Over the decades many dedicated priests and sisters have led the parish and taught at St. Teresa of Avila School; the school was established by the Sisters of Christian Charity upon their arrival and remained open until 1996. These priests and sisters were instrumental in forming the lives of thousands of adults and children. A unique part of our identity is that we are a parish without specific boundaries, one of the parishes in the archdiocese that can make such a claim. For reasons unknown, perhaps due to its origin as a German parish, St. Teresa Parish developed without clear boundaries of who was in and who was out. We are indeed a Catholic community that has tried to push the boundaries further into the horizon, giving our mission a call to welcome those who are at the periphery of culture and even church.

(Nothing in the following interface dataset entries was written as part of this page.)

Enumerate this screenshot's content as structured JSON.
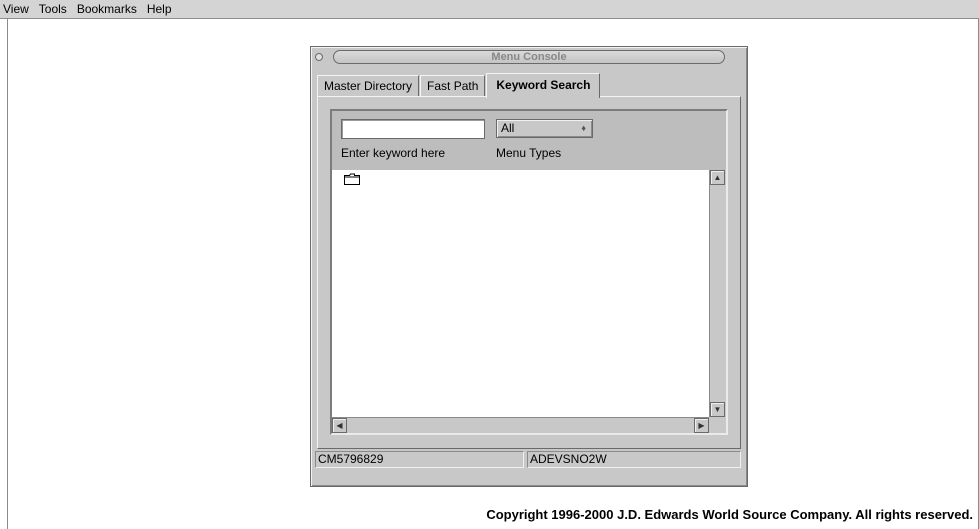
{
  "menubar": {
    "items": [
      "View",
      "Tools",
      "Bookmarks",
      "Help"
    ]
  },
  "window": {
    "title": "Menu Console",
    "tabs": [
      {
        "label": "Master Directory",
        "active": false
      },
      {
        "label": "Fast Path",
        "active": false
      },
      {
        "label": "Keyword Search",
        "active": true
      }
    ],
    "keyword_input": {
      "value": "",
      "label": "Enter keyword here"
    },
    "menu_types": {
      "selected": "All",
      "label": "Menu Types"
    },
    "status": {
      "left": "CM5796829",
      "right": "ADEVSNO2W"
    }
  },
  "footer": {
    "copyright": "Copyright 1996-2000 J.D. Edwards World Source Company. All rights reserved."
  },
  "icons": {
    "folder": "folder-icon",
    "scroll_up": "scroll-up-arrow-icon",
    "scroll_down": "scroll-down-arrow-icon",
    "scroll_left": "scroll-left-arrow-icon",
    "scroll_right": "scroll-right-arrow-icon",
    "select": "dropdown-arrow-icon"
  },
  "colors": {
    "window_bg": "#c8c8c8",
    "menubar_bg": "#d4d4d4"
  }
}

St. Teresa Parish has been at the corner of Armitage & Kenmore for 125 years, and has witnessed the neighborhood take on a number of transformations. From its German roots to its growth as a Puerto Rican community and many Central and South American cultures, to its young adult and college population, the parish allowed its mission to change as the neighborhood has changed. Through all its various transformations, the “parish without boundaries” has been home to more and more parishioners who choose to drive significant distances to call St Teresa Parish their “home.” While we are anchored in Lincoln Park, our identity as a Catholic community has roots in other areas of the city of Chicago and many suburbs. We have become a destination point, an intentional Catholic community of faith.

As we celebrate 125 years as a vibrant Catholic parish, and as we remember the 500th anniversary of the birth of our patroness, St. Teresa of Avila, we have lived one of her greatest prayers, allowing Christ to be the “word made flesh” in our flesh and blood:

Christ has no body but yours,

No hands, no feet on earth but yours,

Yours are the eyes with which He looks Compassion on this world,

Yours are the feet with which He walks to do good,

Yours are the hands, with which He blesses all the world.

Yours are the hands, yours are the feet,

Yours are the eyes, you are his body.

Christ has no body now but yours,

No hands, no feet on earth but yours,

At the heart of St. Teresa of Avila Parish is our love for Christ, who gathers us week after week in the Eucharist; who molds us with Word and Sacrament; who calls us outside of ourselves to reach those who don’t belong; who don’t feel welcome; who have no voice.

The poor will always be at the heart of our mission, reminding us that we are a Catholic parish with no boundaries. We are to take our place outside of the boundaries of life, a place where we are guaranteed an encounter with Christ.


Fr Frank Latzko